Unfortunately everything changed when the global pandemic hit. All events were either cancelled or postponed. Enginaator indefinitely fell into the latter and the only info that was given out was that they hope to carry out the competition in the summer. It was three months since we first registered when they notified that Enginaator will be cancelled. Instead, there would be an individual virtual competition. At first I was dissapointed, since I rather see myself as a team player but still, after a while, I decided to sign up to the competition in the category of mechatronics.
The event took place on the 6th of June on the Guaana platform and all the materials needed for it were given to us 2 days earlier. The following things were given to me for the competition: a cardboard box that had a knife and a little plastic bottle inside of it. A can of Red Bull and a bottle of Vytautas.
The competition was divided into two parts- a task within the category one chose and an extra task. In the mechatronics category the task was to design a 3D-printable emergency brake for an elevator. It had to be placed, with pregiven dimensions, into a L-shaped opening which had holes on the top and bottom surface in order to attach the device. Furthermore there were holes on the sides as well where you could choose from which one a solenoid would hit the device in order to activate it. It was all put into a vise where it was later tested with an minature elevator model. What made the task difficult were the restrictions on the total weight of the materials- 45 grams. The following parts of the task were evaluated:
- Activation time of the device
- Durability of the mechanical strike
- Documentation on how to assemble the device and show it’s open position
The task seemed to be rather tricky. The most crucial part to me seemed to be the fact that the brake of the elevator should work on both sides and not just one. It took me over 8 hours to figure out how to do it, which left me 2 hours to solve the extra task.

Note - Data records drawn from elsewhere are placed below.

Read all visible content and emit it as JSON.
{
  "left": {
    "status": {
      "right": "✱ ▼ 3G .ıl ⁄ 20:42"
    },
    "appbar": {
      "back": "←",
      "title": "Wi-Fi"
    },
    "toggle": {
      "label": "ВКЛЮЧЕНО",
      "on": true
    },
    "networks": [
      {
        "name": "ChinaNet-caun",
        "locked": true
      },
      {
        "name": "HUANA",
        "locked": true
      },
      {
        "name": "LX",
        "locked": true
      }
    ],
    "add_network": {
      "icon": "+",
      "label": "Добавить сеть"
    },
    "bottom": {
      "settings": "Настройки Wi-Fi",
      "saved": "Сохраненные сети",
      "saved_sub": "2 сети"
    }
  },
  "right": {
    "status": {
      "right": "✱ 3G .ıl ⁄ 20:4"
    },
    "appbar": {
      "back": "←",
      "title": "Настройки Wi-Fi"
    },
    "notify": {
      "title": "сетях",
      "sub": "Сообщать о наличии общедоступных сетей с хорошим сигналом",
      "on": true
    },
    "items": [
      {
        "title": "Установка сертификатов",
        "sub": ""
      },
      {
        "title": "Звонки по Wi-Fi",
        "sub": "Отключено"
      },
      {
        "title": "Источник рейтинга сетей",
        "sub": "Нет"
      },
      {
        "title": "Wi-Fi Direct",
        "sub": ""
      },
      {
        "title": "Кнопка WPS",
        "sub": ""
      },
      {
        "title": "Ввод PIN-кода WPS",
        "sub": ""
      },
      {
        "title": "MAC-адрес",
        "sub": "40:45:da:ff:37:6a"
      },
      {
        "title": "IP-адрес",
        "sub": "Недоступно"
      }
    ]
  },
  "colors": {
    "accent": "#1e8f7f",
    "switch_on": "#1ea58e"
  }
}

The extra task was to build a bowl out of 4 pieces of board paper what would store as much water was possible. In a rush I managed to make a bowl that stored 6,12 litres of water. Water had to be added with a 340ml container which was given to me. After finishing uo the task, I had to quickly run inside to upload the files- I only had couple of minutes left. The files were sent on exactly 10 hour mark so the only thing I had to do was to wait for the results.
After 10 days my phone rang. I had already forgotten Enginaator by that point and it came to me with a big surprise that I had scored a hat trick- in a strong competition like this I had the chance wave the flag of TalTech Tartu College high and bring the victory home for the third straight year- even if only in one category out of four. In conclusion I was a little bit dissapointed that the competition was not carried out in it’s usual format however I still feel that the tasks were interesting and they really put me to the test. Enginaator is an excellent way for Estonian students to compete and I hope that the competition will be held for many years to come and even bigger than it is now.